The bomb was disarmed and left in the spire as a reminder of how close the Cathedral came to utter destruction during WWII.
Nevertheless, the Cathedral did not escape the war unscathed. A massive renovation took place after the war.
We went inside where Lisa and Marlene lit candles and generally did the Catholic thing.
Back outside our tour guide took two of the few photos of all four of us from this trip.
Where to Eat in Wroclaw, Poland
We mostly ate at the restaurants on Market Square. We were able to get keto friendly dishes anywhere.
For a great overview of Polish food in Wroclaw we recommend the Wroclaw Food Tour. This tour is about more than just food. As you walk, talk, and eat, your guide regales you with stories of the cultural traditions and history around Polish food. Expect to sample about a dozen different polish dishes!
And while you’re at it, you might as well check out a Wroclaw Polish Vodka tasting to wash it all down!

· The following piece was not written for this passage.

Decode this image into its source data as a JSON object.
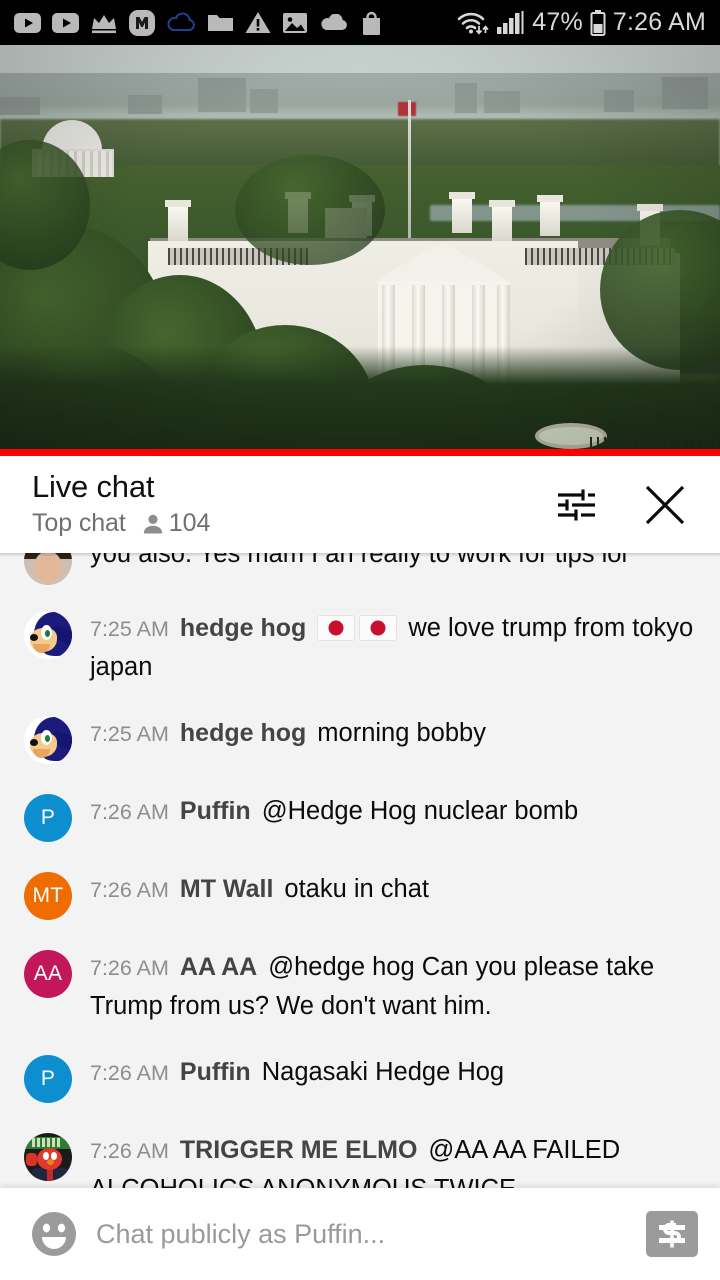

But a restaurant called Konspira, just off the Salt Market Square, was our most interesting dinner in Wroclaw.
The restaurant recreates 1980s Poland with Soviet newspapers, political cartoons, posters, and other era imagery.
Konspira calls itself a ‘Centre for Historical Education,’ illuminating WrocÅ‚aw’s role in the Polish Solidarity movement. The food menu is also the exhibition guide and provides historical information.
It also does a fine job of dishing out enormous portions of tasty local food. We sat in the beer garden which is full of trees and interactive exhibits.
After dinner we checked out the ‘hidden room.’ You walk through a wardrobe to discover a recreation of a 1980s Polish apartment might have looked like. Very Cool.
Bottom Line – Wroclaw, Poland for Two Days
We had an amazing time in Wroclaw, Poland for two days.
It’s fun, gorgeous and very walkable. Great food and beer. Jake and Marlene got to attend Mass at a 14th century church.
And, thanks to a nice lady, we even discovered ‘the secret to having a good time in Wroclaw, Poland’! 😀
But we had placed to go and things to see.
So we packed up the wagon and kept heading East with our sites set on the little town of Opole, Poland!